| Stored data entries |
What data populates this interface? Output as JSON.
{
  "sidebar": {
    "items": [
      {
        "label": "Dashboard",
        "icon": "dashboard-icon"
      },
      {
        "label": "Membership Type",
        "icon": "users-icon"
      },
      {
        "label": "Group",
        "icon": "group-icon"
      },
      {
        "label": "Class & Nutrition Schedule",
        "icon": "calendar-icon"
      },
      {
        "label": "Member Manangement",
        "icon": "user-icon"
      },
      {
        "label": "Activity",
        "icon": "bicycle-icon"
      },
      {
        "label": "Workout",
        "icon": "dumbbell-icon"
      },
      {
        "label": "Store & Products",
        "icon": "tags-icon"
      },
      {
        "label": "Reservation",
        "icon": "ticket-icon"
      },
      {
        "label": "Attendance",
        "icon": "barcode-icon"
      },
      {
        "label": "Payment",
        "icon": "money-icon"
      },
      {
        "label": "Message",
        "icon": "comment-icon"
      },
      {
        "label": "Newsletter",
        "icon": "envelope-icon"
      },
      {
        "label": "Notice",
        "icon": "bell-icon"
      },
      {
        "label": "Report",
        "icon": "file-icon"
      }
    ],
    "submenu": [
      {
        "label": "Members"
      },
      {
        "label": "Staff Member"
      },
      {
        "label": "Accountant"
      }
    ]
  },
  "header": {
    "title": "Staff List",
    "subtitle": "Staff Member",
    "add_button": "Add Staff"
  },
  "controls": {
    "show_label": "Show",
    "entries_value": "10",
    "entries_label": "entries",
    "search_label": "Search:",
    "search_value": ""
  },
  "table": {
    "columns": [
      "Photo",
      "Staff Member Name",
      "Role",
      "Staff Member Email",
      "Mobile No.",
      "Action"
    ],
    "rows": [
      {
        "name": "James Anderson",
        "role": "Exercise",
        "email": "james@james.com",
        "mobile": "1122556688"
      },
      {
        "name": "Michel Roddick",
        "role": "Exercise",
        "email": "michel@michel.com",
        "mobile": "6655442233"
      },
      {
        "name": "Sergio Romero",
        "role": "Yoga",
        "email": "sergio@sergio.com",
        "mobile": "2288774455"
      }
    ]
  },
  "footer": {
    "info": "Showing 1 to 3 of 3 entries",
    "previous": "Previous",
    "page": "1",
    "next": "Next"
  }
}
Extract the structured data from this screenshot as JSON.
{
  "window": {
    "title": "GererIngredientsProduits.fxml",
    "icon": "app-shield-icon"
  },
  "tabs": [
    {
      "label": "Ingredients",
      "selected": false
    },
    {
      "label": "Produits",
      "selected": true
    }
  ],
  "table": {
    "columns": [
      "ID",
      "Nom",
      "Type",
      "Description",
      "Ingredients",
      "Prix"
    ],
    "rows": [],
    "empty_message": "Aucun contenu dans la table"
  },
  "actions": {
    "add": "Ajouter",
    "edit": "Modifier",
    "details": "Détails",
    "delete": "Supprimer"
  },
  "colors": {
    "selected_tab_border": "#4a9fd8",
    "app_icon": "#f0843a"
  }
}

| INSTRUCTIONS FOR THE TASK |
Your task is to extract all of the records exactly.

| RESULT FOR THIS TASK |
What data populates this interface? Output as JSON.
{
  "sidebar": {
    "items": [
      {
        "label": "Dashboard",
        "icon": "dashboard-icon"
      },
      {
        "label": "Membership Type",
        "icon": "users-icon"
      },
      {
        "label": "Group",
        "icon": "group-icon"
      },
      {
        "label": "Class & Nutrition Schedule",
        "icon": "calendar-icon"
      },
      {
        "label": "Member Manangement",
        "icon": "user-icon"
      },
      {
        "label": "Activity",
        "icon": "bicycle-icon"
      },
      {
        "label": "Workout",
        "icon": "dumbbell-icon"
      },
      {
        "label": "Store & Products",
        "icon": "tags-icon"
      },
      {
        "label": "Reservation",
        "icon": "ticket-icon"
      },
      {
        "label": "Attendance",
        "icon": "barcode-icon"
      },
      {
        "label": "Payment",
        "icon": "money-icon"
      },
      {
        "label": "Message",
        "icon": "comment-icon"
      },
      {
        "label": "Newsletter",
        "icon": "envelope-icon"
      },
      {
        "label": "Notice",
        "icon": "bell-icon"
      },
      {
        "label": "Report",
        "icon": "file-icon"
      }
    ],
    "submenu": [
      {
        "label": "Members"
      },
      {
        "label": "Staff Member"
      },
      {
        "label": "Accountant"
      }
    ]
  },
  "header": {
    "title": "Staff List",
    "subtitle": "Staff Member",
    "add_button": "Add Staff"
  },
  "controls": {
    "show_label": "Show",
    "entries_value": "10",
    "entries_label": "entries",
    "search_label": "Search:",
    "search_value": ""
  },
  "table": {
    "columns": [
      "Photo",
      "Staff Member Name",
      "Role",
      "Staff Member Email",
      "Mobile No.",
      "Action"
    ],
    "rows": [
      {
        "name": "James Anderson",
        "role": "Exercise",
        "email": "james@james.com",
        "mobile": "1122556688"
      },
      {
        "name": "Michel Roddick",
        "role": "Exercise",
        "email": "michel@michel.com",
        "mobile": "6655442233"
      },
      {
        "name": "Sergio Romero",
        "role": "Yoga",
        "email": "sergio@sergio.com",
        "mobile": "2288774455"
      }
    ]
  },
  "footer": {
    "info": "Showing 1 to 3 of 3 entries",
    "previous": "Previous",
    "page": "1",
    "next": "Next"
  }
}
Extract the structured data from this screenshot as JSON.
{
  "window": {
    "title": "GererIngredientsProduits.fxml",
    "icon": "app-shield-icon"
  },
  "tabs": [
    {
      "label": "Ingredients",
      "selected": false
    },
    {
      "label": "Produits",
      "selected": true
    }
  ],
  "table": {
    "columns": [
      "ID",
      "Nom",
      "Type",
      "Description",
      "Ingredients",
      "Prix"
    ],
    "rows": [],
    "empty_message": "Aucun contenu dans la table"
  },
  "actions": {
    "add": "Ajouter",
    "edit": "Modifier",
    "details": "Détails",
    "delete": "Supprimer"
  },
  "colors": {
    "selected_tab_border": "#4a9fd8",
    "app_icon": "#f0843a"
  }
}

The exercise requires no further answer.